Rachel Maddow, in an interview with NPR’s Terry Gross concerning Maddow’s 2020 book, Bag Man, which recounted Agnew financial misdoings while in office, offered a view of how the effort to distinguish President Nixon’s liability to impeachment from Vice President Agnew’s might have turned out differently. Prosecutors, she recounted, went through an elaborate choreography to make sure that by the time Agnew got into the courtroom where he was to be sentenced, he had resigned from the vice presidency. Why did they take such pains to achieve that particular sequence? “Had he resigned as vice president moments after he pled or after he was indicted,” Maddow asserted, “we would have an entirely separate legal precedent on this case—that a president or vice president could be indicted. In this case, they sidestepped that issue by allowing him to resign.”
Mr. Attorney General, I don’t see how you can permit the Office of Legal Counsel to continue promulgating an opinion that originated as the product of temporary expediency, which many notable scholars believe has no basis in U.S. constitutional law. Yes, the opinion was reconfirmed by the Office of Legal Counsel in 2000, apparently in order to shield President Bill Clinton after he faced impeachment, making the whole matter even more confusing than it already was.
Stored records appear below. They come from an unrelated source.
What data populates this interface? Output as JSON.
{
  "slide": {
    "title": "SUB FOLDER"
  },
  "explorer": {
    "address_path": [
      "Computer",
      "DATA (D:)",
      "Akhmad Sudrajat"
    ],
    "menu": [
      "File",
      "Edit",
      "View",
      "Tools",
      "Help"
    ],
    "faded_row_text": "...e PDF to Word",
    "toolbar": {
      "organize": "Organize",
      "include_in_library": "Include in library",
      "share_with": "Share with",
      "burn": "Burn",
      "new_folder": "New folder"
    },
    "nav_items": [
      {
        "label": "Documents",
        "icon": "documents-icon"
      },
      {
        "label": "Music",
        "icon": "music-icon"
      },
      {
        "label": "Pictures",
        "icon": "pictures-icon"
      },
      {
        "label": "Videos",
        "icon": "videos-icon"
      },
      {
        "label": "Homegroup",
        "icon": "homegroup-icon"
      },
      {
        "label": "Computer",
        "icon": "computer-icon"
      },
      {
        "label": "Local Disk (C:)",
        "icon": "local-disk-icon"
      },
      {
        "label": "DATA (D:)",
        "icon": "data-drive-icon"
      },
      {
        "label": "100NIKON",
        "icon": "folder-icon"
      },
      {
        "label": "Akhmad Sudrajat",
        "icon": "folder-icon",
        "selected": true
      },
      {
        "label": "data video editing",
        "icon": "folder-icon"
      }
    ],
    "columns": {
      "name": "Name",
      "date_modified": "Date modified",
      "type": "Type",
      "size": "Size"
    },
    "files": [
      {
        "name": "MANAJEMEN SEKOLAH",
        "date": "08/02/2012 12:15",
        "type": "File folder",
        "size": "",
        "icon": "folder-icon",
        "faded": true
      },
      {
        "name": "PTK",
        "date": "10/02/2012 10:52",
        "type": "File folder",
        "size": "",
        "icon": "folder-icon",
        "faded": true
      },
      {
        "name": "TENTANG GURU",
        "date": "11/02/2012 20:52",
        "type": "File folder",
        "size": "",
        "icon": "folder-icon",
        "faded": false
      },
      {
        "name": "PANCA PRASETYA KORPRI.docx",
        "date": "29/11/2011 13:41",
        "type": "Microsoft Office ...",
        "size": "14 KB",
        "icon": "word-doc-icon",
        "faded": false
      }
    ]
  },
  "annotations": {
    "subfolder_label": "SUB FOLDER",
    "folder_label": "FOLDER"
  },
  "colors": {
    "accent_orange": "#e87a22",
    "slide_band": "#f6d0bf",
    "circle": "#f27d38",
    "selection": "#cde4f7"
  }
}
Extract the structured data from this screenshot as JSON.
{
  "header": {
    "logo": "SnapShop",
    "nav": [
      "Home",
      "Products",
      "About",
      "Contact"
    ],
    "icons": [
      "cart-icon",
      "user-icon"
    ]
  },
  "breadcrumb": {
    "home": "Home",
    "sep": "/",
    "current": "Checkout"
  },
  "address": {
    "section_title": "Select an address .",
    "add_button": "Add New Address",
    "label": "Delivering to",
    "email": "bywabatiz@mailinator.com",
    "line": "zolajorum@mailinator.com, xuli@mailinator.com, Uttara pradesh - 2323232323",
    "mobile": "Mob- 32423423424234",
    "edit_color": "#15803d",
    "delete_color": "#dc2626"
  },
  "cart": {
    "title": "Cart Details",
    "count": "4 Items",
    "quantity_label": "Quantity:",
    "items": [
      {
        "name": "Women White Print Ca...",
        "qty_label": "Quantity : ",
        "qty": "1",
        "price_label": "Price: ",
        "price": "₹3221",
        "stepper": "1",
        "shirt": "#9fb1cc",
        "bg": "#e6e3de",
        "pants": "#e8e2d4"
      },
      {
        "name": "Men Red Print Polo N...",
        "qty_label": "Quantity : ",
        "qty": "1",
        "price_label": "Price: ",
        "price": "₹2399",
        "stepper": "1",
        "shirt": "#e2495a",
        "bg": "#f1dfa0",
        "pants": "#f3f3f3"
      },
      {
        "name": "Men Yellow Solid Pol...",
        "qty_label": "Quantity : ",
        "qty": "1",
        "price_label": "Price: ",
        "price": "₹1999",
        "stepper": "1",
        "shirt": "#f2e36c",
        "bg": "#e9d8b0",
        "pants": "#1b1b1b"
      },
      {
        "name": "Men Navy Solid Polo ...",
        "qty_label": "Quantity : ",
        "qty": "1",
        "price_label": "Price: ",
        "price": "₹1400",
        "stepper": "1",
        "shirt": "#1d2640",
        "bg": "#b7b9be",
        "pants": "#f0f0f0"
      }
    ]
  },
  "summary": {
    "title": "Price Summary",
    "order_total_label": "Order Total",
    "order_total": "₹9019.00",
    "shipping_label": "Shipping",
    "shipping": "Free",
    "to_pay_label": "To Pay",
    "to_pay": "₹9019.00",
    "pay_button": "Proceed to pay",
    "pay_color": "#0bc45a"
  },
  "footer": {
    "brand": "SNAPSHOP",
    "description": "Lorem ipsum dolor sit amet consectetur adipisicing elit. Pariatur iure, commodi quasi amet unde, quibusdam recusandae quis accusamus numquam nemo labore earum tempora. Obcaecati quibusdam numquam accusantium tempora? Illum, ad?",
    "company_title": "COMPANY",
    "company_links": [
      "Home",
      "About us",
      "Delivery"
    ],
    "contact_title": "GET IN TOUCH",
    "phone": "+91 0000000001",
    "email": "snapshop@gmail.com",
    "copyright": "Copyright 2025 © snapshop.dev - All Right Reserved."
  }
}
And you owe it to your country to abolish this policy, because if you had launched an immediate investigation of the insurrection Donald Trump provoked on January 6, 2021, we would not now be facing the possibility of time running out for the various legal actions Trump is finally confronting before the election. Trump might become president again, free under current Justice Department rules to break any law he wants to during his second tenure in office. I don’t think you want that to be your major legacy, Mr. Attorney General.